» **EXERCISE GOAL**:
Print all records exactly, pictures left out.

» **Records from a data collection**:
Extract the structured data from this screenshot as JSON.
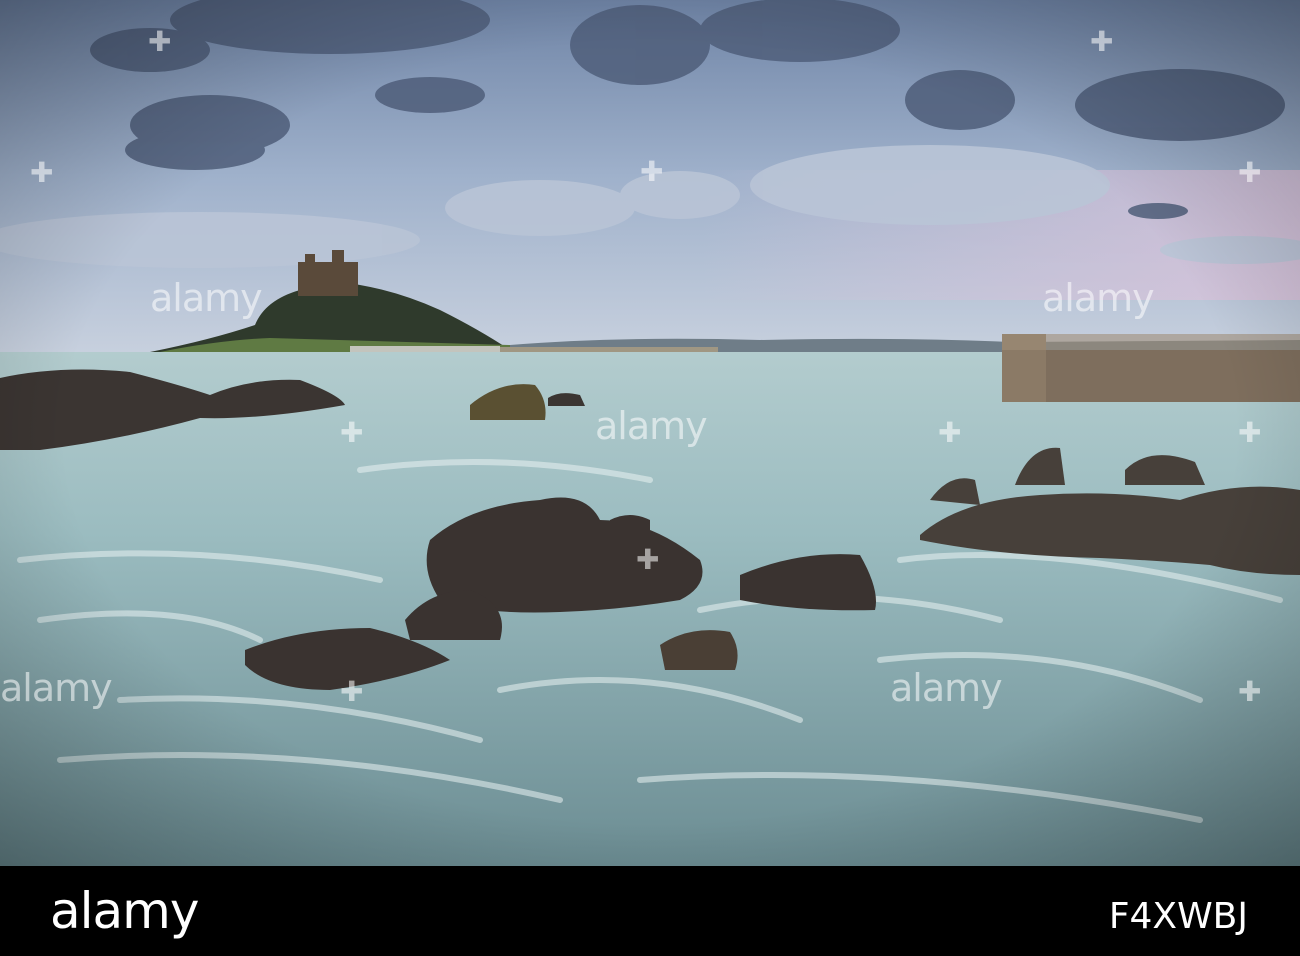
{
  "image": {
    "subject": "seascape-rocks-castle-island",
    "palette": {
      "sky_top": "#7a8fae",
      "sky_mid": "#a7b8cf",
      "sky_pink": "#d9c3d9",
      "sea": "#9cb9bd",
      "sea_dark": "#6f8f95",
      "rocks": "#3a3330",
      "foam": "#e4eef0"
    }
  },
  "watermark": {
    "brand": "alamy"
  },
  "footer": {
    "logo_text": "alamy",
    "image_id": "F4XWBJ"
  }
}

» **ANSWER SPACE**:
Extract the structured data from this screenshot as JSON.
{
  "image": {
    "subject": "seascape-rocks-castle-island",
    "palette": {
      "sky_top": "#7a8fae",
      "sky_mid": "#a7b8cf",
      "sky_pink": "#d9c3d9",
      "sea": "#9cb9bd",
      "sea_dark": "#6f8f95",
      "rocks": "#3a3330",
      "foam": "#e4eef0"
    }
  },
  "watermark": {
    "brand": "alamy"
  },
  "footer": {
    "logo_text": "alamy",
    "image_id": "F4XWBJ"
  }
}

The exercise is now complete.